Bullard may be a surprise, given that he's never long snapped before. But the WKU coaches feel like the tools may be there, if he's needed. Bullard was drafted as a right fielder coming out of high school.
"He's a good athlete," Holt said. "We started working with him as a freshman, when he came in. We didn't really have the need for him to do it, but we just kinda started teaching him. He's working at it and when he's on, he's good. His issue is consistency right now. When it's something you've never done before and particularly in a game and take some reps. We'll see. I know he would like to help us there, he's working hard at it, we've just gotta get him consistent. Athletically, he's got a great arm and can throw the ball a country mile and would help us in coverage."
The other hope this spring is that the Toppers can find more options at kick and punt returner. Junior Jake Gaebler was the main option last season when he wasn't hurt and incoming sophomore Antoinne Lightfoot and redshirt freshman Anthony Sheppard have also gotten reps there.
Lightfoot, a transfer from Murray State, was the all-purpose yards leader as a freshman for the Racers in 2007.
"I'm just focusing on catching the ball, then making a move from there and getting to the wall," he said. "The protection's been alright. They've given me enough time to see what I've got in front of me and keep my eye on the ball. I try going before practice, just trying to get a couple of punts in and kicks in. Of course, I wanna get faster and work on my flexibility, but the main thing in punt returning is getting to the wall and see what I've got from there."
At kick returner, redshirt freshmen Bobby Rainey and Mark Santoro, and seniors Tyrell Hayden and Marell Booker are all getting early looks.
The most stable position may be punter, where Moore has again looked like the guy. His only competition this spring has been from Tinius.

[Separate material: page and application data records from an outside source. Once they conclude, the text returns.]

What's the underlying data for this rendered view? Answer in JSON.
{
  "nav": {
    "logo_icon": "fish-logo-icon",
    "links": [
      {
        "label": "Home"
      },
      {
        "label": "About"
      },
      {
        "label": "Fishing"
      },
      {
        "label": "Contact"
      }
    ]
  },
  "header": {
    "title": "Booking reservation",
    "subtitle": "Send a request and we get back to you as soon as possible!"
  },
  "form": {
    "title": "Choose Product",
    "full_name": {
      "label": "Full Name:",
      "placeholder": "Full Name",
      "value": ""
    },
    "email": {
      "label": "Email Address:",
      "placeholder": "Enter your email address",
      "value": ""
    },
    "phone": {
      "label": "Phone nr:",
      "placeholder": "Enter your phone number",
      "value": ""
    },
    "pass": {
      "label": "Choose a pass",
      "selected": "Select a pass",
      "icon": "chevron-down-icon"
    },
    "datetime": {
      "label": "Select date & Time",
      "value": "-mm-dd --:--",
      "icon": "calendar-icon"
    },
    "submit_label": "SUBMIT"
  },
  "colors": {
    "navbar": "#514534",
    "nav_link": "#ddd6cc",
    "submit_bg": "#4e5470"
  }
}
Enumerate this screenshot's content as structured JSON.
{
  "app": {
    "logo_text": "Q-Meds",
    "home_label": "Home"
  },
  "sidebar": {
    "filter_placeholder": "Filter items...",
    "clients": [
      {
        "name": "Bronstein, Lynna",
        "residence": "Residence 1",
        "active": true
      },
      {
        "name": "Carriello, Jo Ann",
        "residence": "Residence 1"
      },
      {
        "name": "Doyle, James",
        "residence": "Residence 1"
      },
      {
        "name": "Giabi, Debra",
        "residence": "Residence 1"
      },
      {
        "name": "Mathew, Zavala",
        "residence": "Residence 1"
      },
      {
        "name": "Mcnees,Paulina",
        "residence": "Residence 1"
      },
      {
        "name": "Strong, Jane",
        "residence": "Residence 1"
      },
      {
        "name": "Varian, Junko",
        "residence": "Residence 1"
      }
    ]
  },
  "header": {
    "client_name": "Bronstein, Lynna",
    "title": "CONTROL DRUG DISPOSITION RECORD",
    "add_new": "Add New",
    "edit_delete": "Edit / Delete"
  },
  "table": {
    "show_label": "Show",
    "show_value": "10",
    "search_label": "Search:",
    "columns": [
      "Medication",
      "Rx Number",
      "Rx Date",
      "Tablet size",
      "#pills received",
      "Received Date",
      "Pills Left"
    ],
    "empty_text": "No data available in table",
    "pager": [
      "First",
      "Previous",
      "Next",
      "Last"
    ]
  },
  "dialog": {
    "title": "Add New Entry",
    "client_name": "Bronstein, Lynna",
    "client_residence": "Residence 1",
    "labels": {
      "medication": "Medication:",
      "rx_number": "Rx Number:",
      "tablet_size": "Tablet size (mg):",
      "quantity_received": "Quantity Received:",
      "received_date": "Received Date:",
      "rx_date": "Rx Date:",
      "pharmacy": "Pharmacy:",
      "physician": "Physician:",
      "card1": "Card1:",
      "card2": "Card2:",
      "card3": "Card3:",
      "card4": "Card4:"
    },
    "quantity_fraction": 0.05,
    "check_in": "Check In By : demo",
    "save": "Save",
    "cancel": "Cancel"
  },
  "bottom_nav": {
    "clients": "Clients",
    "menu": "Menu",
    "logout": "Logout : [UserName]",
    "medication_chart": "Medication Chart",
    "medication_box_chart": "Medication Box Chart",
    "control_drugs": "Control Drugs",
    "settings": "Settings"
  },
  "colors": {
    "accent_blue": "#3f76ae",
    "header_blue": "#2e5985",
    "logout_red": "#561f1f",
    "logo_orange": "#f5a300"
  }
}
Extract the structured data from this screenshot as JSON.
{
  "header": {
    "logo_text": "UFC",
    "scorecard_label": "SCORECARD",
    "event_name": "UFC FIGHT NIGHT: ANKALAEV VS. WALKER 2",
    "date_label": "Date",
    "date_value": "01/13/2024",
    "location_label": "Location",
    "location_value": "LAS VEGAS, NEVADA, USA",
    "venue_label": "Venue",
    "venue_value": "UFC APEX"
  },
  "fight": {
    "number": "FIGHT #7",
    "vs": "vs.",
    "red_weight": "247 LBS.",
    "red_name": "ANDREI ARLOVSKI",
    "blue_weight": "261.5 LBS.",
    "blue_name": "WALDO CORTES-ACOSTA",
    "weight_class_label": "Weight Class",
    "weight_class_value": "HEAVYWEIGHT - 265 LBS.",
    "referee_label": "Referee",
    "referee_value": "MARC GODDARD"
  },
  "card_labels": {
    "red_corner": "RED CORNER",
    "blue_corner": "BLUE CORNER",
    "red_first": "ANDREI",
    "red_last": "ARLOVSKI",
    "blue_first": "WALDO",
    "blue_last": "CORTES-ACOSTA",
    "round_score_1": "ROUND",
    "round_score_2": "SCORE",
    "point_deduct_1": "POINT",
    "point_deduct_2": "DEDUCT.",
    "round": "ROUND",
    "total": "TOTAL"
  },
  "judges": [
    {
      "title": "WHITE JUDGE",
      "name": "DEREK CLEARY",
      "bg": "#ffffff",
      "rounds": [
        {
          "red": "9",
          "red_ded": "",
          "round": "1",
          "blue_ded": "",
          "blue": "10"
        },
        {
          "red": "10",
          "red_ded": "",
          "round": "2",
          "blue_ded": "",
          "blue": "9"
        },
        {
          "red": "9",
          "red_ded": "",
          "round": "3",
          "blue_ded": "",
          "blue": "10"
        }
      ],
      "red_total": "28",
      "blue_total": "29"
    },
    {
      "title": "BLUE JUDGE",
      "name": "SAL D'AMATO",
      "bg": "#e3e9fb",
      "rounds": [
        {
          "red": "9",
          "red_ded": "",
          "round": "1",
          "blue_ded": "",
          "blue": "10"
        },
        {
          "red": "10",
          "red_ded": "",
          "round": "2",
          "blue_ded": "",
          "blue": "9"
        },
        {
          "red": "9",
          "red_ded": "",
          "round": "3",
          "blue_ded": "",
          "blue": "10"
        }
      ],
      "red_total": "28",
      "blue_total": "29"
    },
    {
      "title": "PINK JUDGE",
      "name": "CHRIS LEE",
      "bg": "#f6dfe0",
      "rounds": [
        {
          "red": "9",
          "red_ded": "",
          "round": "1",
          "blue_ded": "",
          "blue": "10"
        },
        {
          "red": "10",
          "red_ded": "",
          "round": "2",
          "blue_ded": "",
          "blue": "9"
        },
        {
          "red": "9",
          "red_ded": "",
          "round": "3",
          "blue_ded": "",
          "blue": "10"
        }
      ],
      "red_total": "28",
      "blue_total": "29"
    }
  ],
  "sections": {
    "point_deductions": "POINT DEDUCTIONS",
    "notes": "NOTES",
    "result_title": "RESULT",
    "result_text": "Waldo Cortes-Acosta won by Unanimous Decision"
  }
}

"We need to improve hangtime," he said. "We're trying to get more fair catches, less returns. We're getting away from the directional punting, just getting back to staying straight down the field and getting the ball up in the air so we can get some more fair catches."
The kicking race may get tighter in the fall with the arrival of freshman Monte Merrick, who's expected to battle right away in the fall practice time before the season.
But for now, there's still plenty of work to do. This way, the special teams won't be talked about for something wrong.